━━━ Data records ━━━

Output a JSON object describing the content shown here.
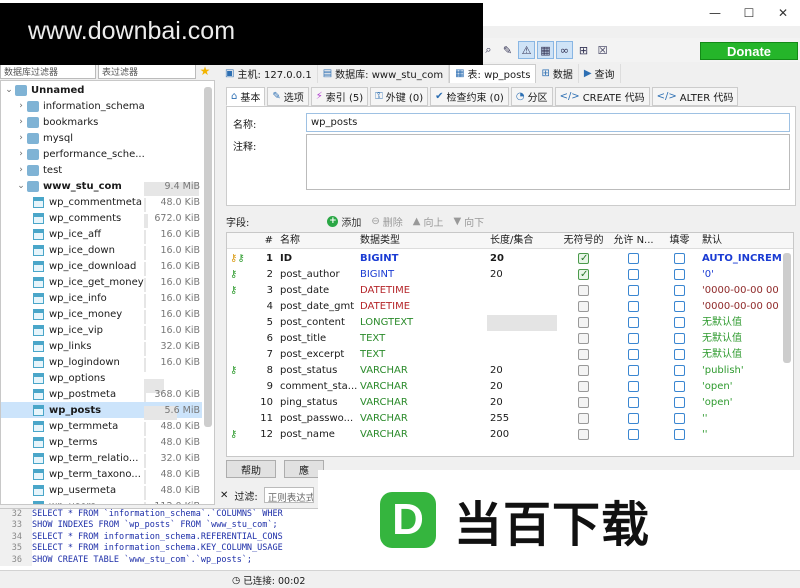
{
  "watermark_top": "www.downbai.com",
  "window_controls": {
    "minimize": "—",
    "maximize": "☐",
    "close": "✕"
  },
  "toolbar": {
    "icons": [
      "search-icon",
      "brush-icon",
      "warning-icon",
      "binary-icon",
      "link-icon",
      "grid-icon",
      "close-icon"
    ],
    "donate_label": "Donate",
    "colors": {
      "donate_bg": "#25b52a",
      "selected_row": "#cce4fb"
    }
  },
  "left": {
    "filter_db": "数据库过滤器",
    "filter_table": "表过滤器",
    "tree": [
      {
        "label": "Unnamed",
        "kind": "conn",
        "expanded": true,
        "bold": true,
        "size": ""
      },
      {
        "label": "information_schema",
        "kind": "db",
        "size": ""
      },
      {
        "label": "bookmarks",
        "kind": "db",
        "size": ""
      },
      {
        "label": "mysql",
        "kind": "db",
        "size": ""
      },
      {
        "label": "performance_sche...",
        "kind": "db",
        "size": ""
      },
      {
        "label": "test",
        "kind": "db",
        "size": ""
      },
      {
        "label": "www_stu_com",
        "kind": "db-open",
        "bold": true,
        "size": "9.4 MiB"
      },
      {
        "label": "wp_commentmeta",
        "kind": "table",
        "size": "48.0 KiB"
      },
      {
        "label": "wp_comments",
        "kind": "table",
        "size": "672.0 KiB"
      },
      {
        "label": "wp_ice_aff",
        "kind": "table",
        "size": "16.0 KiB"
      },
      {
        "label": "wp_ice_down",
        "kind": "table",
        "size": "16.0 KiB"
      },
      {
        "label": "wp_ice_download",
        "kind": "table",
        "size": "16.0 KiB"
      },
      {
        "label": "wp_ice_get_money",
        "kind": "table",
        "size": "16.0 KiB"
      },
      {
        "label": "wp_ice_info",
        "kind": "table",
        "size": "16.0 KiB"
      },
      {
        "label": "wp_ice_money",
        "kind": "table",
        "size": "16.0 KiB"
      },
      {
        "label": "wp_ice_vip",
        "kind": "table",
        "size": "16.0 KiB"
      },
      {
        "label": "wp_links",
        "kind": "table",
        "size": "32.0 KiB"
      },
      {
        "label": "wp_logindown",
        "kind": "table",
        "size": "16.0 KiB"
      },
      {
        "label": "wp_options",
        "kind": "table",
        "size": ""
      },
      {
        "label": "wp_postmeta",
        "kind": "table",
        "size": "368.0 KiB"
      },
      {
        "label": "wp_posts",
        "kind": "table",
        "bold": true,
        "selected": true,
        "size": "5.6 MiB"
      },
      {
        "label": "wp_termmeta",
        "kind": "table",
        "size": "48.0 KiB"
      },
      {
        "label": "wp_terms",
        "kind": "table",
        "size": "48.0 KiB"
      },
      {
        "label": "wp_term_relatio...",
        "kind": "table",
        "size": "32.0 KiB"
      },
      {
        "label": "wp_term_taxono...",
        "kind": "table",
        "size": "48.0 KiB"
      },
      {
        "label": "wp_usermeta",
        "kind": "table",
        "size": "48.0 KiB"
      },
      {
        "label": "wp_users",
        "kind": "table",
        "size": "112.0 KiB"
      }
    ]
  },
  "tabs_top": [
    {
      "label": "主机: 127.0.0.1"
    },
    {
      "label": "数据库: www_stu_com"
    },
    {
      "label": "表: wp_posts",
      "active": true
    },
    {
      "label": "数据"
    },
    {
      "label": "查询"
    }
  ],
  "subtabs": [
    {
      "label": "基本",
      "active": true
    },
    {
      "label": "选项"
    },
    {
      "label": "索引 (5)"
    },
    {
      "label": "外键 (0)"
    },
    {
      "label": "检查约束 (0)"
    },
    {
      "label": "分区"
    },
    {
      "label": "CREATE 代码"
    },
    {
      "label": "ALTER 代码"
    }
  ],
  "form": {
    "name_label": "名称:",
    "name_value": "wp_posts",
    "comment_label": "注释:"
  },
  "fields_bar": {
    "label": "字段:",
    "add": "添加",
    "delete": "删除",
    "up": "向上",
    "down": "向下"
  },
  "columns_header": [
    "#",
    "名称",
    "数据类型",
    "长度/集合",
    "无符号的",
    "允许 N...",
    "填零",
    "默认"
  ],
  "columns": [
    {
      "num": "1",
      "name": "ID",
      "type": "BIGINT",
      "tcolor": "blue",
      "len": "20",
      "unsigned": true,
      "nullable": false,
      "zerofill": false,
      "def": "AUTO_INCREM",
      "dcolor": "blue",
      "keys": [
        "gold",
        "green"
      ],
      "bold": true
    },
    {
      "num": "2",
      "name": "post_author",
      "type": "BIGINT",
      "tcolor": "blue",
      "len": "20",
      "unsigned": true,
      "nullable": false,
      "zerofill": false,
      "def": "'0'",
      "dcolor": "blue",
      "keys": [
        "green"
      ]
    },
    {
      "num": "3",
      "name": "post_date",
      "type": "DATETIME",
      "tcolor": "red",
      "len": "",
      "unsigned": false,
      "nullable": false,
      "zerofill": false,
      "def": "'0000-00-00 00",
      "dcolor": "maroon",
      "keys": [
        "green"
      ]
    },
    {
      "num": "4",
      "name": "post_date_gmt",
      "type": "DATETIME",
      "tcolor": "red",
      "len": "",
      "unsigned": false,
      "nullable": false,
      "zerofill": false,
      "def": "'0000-00-00 00",
      "dcolor": "maroon",
      "keys": []
    },
    {
      "num": "5",
      "name": "post_content",
      "type": "LONGTEXT",
      "tcolor": "green",
      "len": "",
      "len_hl": true,
      "unsigned": false,
      "nullable": false,
      "zerofill": false,
      "def": "无默认值",
      "dcolor": "green",
      "keys": []
    },
    {
      "num": "6",
      "name": "post_title",
      "type": "TEXT",
      "tcolor": "green",
      "len": "",
      "unsigned": false,
      "nullable": false,
      "zerofill": false,
      "def": "无默认值",
      "dcolor": "green",
      "keys": []
    },
    {
      "num": "7",
      "name": "post_excerpt",
      "type": "TEXT",
      "tcolor": "green",
      "len": "",
      "unsigned": false,
      "nullable": false,
      "zerofill": false,
      "def": "无默认值",
      "dcolor": "green",
      "keys": []
    },
    {
      "num": "8",
      "name": "post_status",
      "type": "VARCHAR",
      "tcolor": "green",
      "len": "20",
      "unsigned": false,
      "nullable": false,
      "zerofill": false,
      "def": "'publish'",
      "dcolor": "green",
      "keys": [
        "green"
      ]
    },
    {
      "num": "9",
      "name": "comment_sta...",
      "type": "VARCHAR",
      "tcolor": "green",
      "len": "20",
      "unsigned": false,
      "nullable": false,
      "zerofill": false,
      "def": "'open'",
      "dcolor": "green",
      "keys": []
    },
    {
      "num": "10",
      "name": "ping_status",
      "type": "VARCHAR",
      "tcolor": "green",
      "len": "20",
      "unsigned": false,
      "nullable": false,
      "zerofill": false,
      "def": "'open'",
      "dcolor": "green",
      "keys": []
    },
    {
      "num": "11",
      "name": "post_passwo...",
      "type": "VARCHAR",
      "tcolor": "green",
      "len": "255",
      "unsigned": false,
      "nullable": false,
      "zerofill": false,
      "def": "''",
      "dcolor": "green",
      "keys": []
    },
    {
      "num": "12",
      "name": "post_name",
      "type": "VARCHAR",
      "tcolor": "green",
      "len": "200",
      "unsigned": false,
      "nullable": false,
      "zerofill": false,
      "def": "''",
      "dcolor": "green",
      "keys": [
        "green"
      ]
    }
  ],
  "buttons": {
    "help": "帮助",
    "second": "應"
  },
  "filter": {
    "label": "过滤:",
    "placeholder": "正则表达式"
  },
  "log": [
    {
      "ln": "32",
      "q": "SELECT * FROM `information_schema`.`COLUMNS` WHER"
    },
    {
      "ln": "33",
      "q": "SHOW INDEXES FROM `wp_posts` FROM `www_stu_com`;"
    },
    {
      "ln": "34",
      "q": "SELECT * FROM information_schema.REFERENTIAL_CONS"
    },
    {
      "ln": "35",
      "q": "SELECT * FROM information_schema.KEY_COLUMN_USAGE"
    },
    {
      "ln": "36",
      "q": "SHOW CREATE TABLE `www_stu_com`.`wp_posts`;"
    }
  ],
  "status": {
    "connected": "已连接: 00:02"
  },
  "brand": {
    "logo_letter": "D",
    "name": "当百下载",
    "logo_color": "#35b53e"
  }
}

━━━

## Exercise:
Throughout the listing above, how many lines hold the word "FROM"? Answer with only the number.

## Response to the task:
4